Only the number is requested. Tally the lines of the data that hold the string "symbol".

Component data from apps and pages
□ □ □ □ □
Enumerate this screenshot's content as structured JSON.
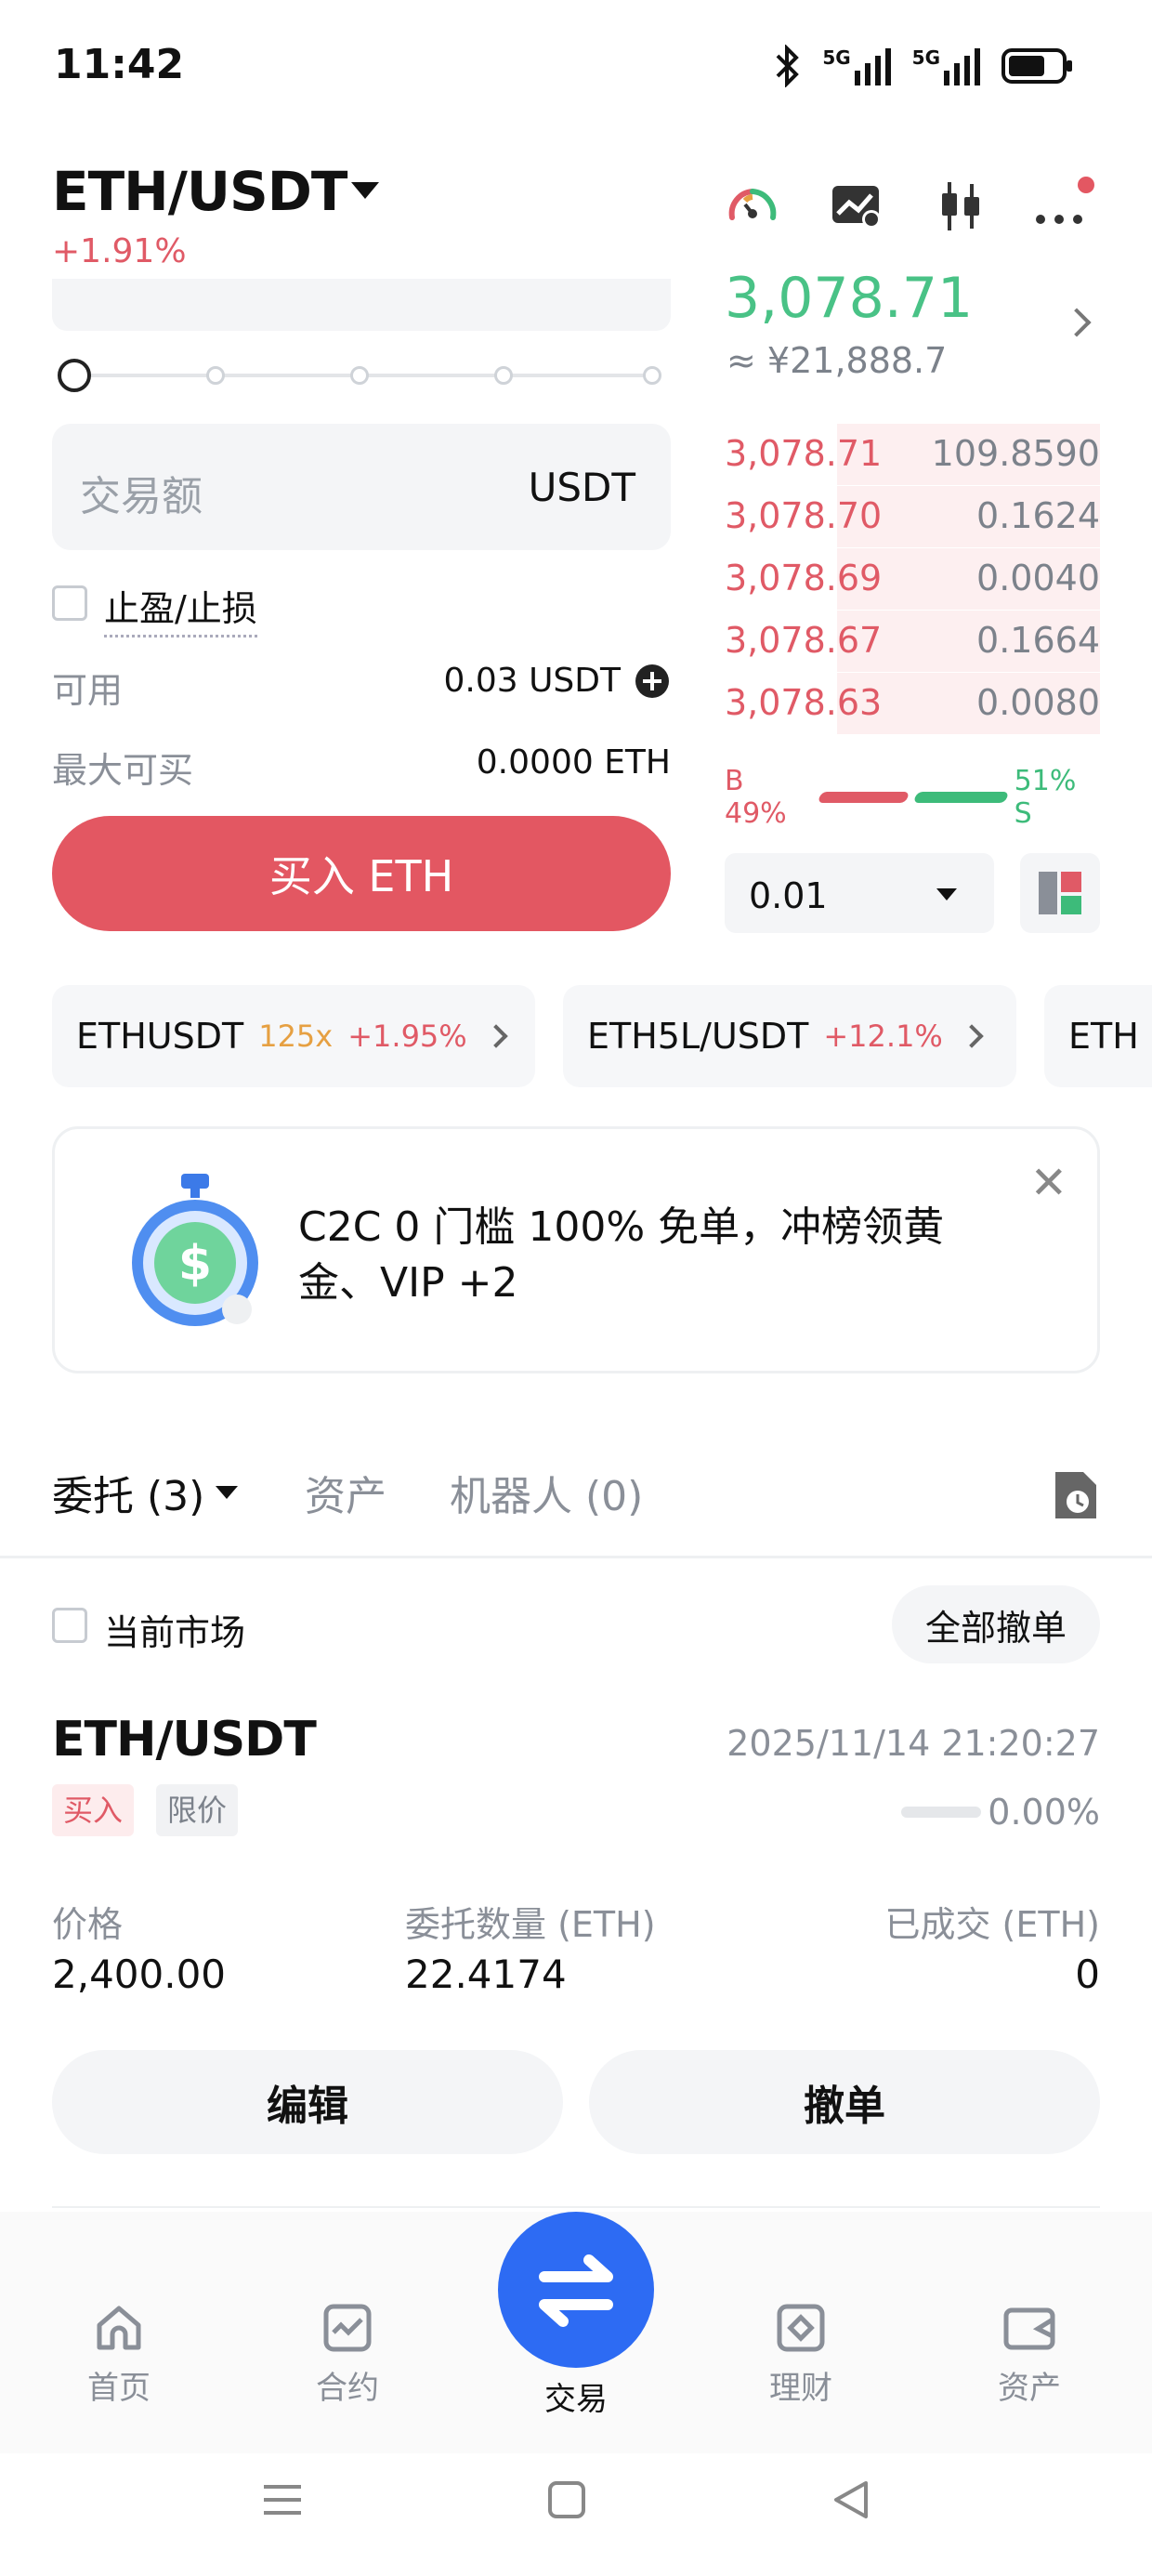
{
  "status_bar": {
    "time": "11:42",
    "network1": "5G",
    "network2": "5G"
  },
  "header": {
    "pair": "ETH/USDT",
    "change": "+1.91%"
  },
  "form": {
    "amount_placeholder": "交易额",
    "amount_unit": "USDT",
    "tp_sl_label": "止盈/止损",
    "available_label": "可用",
    "available_value": "0.03 USDT",
    "max_buy_label": "最大可买",
    "max_buy_value": "0.0000 ETH",
    "buy_button": "买入 ETH",
    "slider_value_pct": 0
  },
  "orderbook": {
    "last_price": "3,078.71",
    "last_price_cny": "≈ ¥21,888.7",
    "asks": [
      {
        "price": "3,078.71",
        "qty": "109.8590",
        "depth": 0.7
      },
      {
        "price": "3,078.70",
        "qty": "0.1624",
        "depth": 0.7
      },
      {
        "price": "3,078.69",
        "qty": "0.0040",
        "depth": 0.7
      },
      {
        "price": "3,078.67",
        "qty": "0.1664",
        "depth": 0.7
      },
      {
        "price": "3,078.63",
        "qty": "0.0080",
        "depth": 0.7
      }
    ],
    "buy_ratio_label": "B 49%",
    "sell_ratio_label": "51% S",
    "buy_ratio": 49,
    "sell_ratio": 51,
    "precision": "0.01"
  },
  "tickers": [
    {
      "symbol": "ETHUSDT",
      "leverage": "125x",
      "change": "+1.95%"
    },
    {
      "symbol": "ETH5L/USDT",
      "leverage": "",
      "change": "+12.1%"
    },
    {
      "symbol": "ETH",
      "leverage": "",
      "change": ""
    }
  ],
  "banner": {
    "text": "C2C 0 门槛 100% 免单，冲榜领黄金、VIP +2",
    "close": "✕"
  },
  "tabs": {
    "orders": "委托 (3)",
    "assets": "资产",
    "robots": "机器人 (0)"
  },
  "orders_panel": {
    "current_market": "当前市场",
    "cancel_all": "全部撤单",
    "order": {
      "pair": "ETH/USDT",
      "time": "2025/11/14 21:20:27",
      "side": "买入",
      "type": "限价",
      "filled_pct": "0.00%",
      "price_label": "价格",
      "price": "2,400.00",
      "qty_label": "委托数量 (ETH)",
      "qty": "22.4174",
      "filled_label": "已成交 (ETH)",
      "filled": "0",
      "edit": "编辑",
      "cancel": "撤单"
    }
  },
  "bottom_nav": {
    "home": "首页",
    "futures": "合约",
    "trade": "交易",
    "earn": "理财",
    "assets": "资产"
  },
  "colors": {
    "buy": "#e35762",
    "up": "#49c286",
    "brand": "#2d6bf3"
  }
}
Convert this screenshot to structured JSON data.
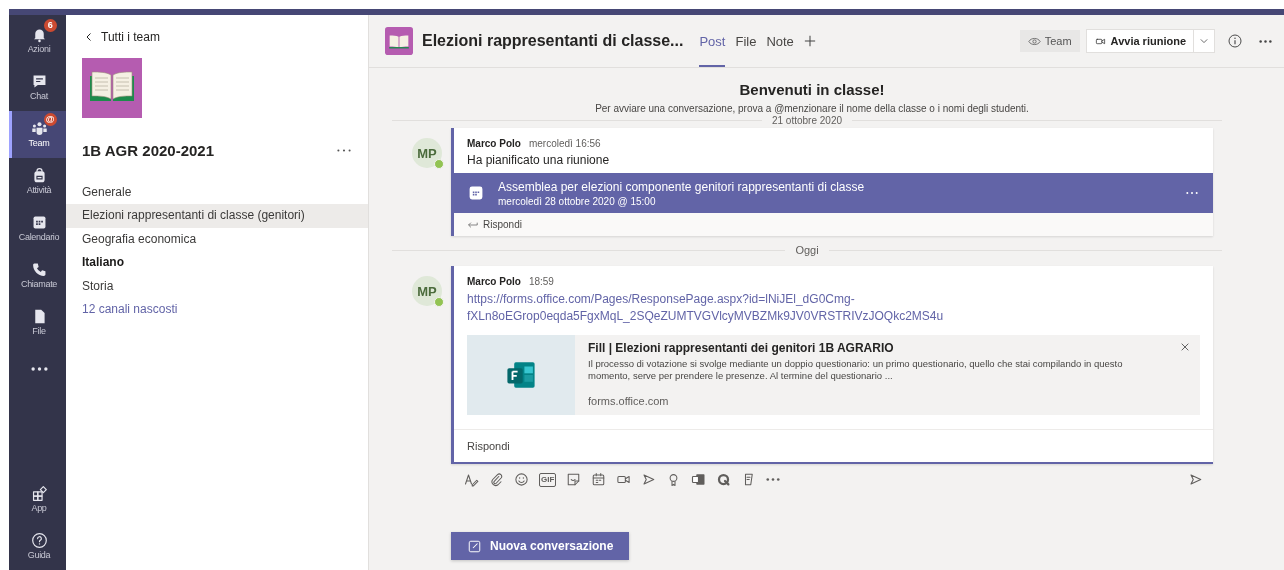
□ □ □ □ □
## PROBLEM SOLUTION:
3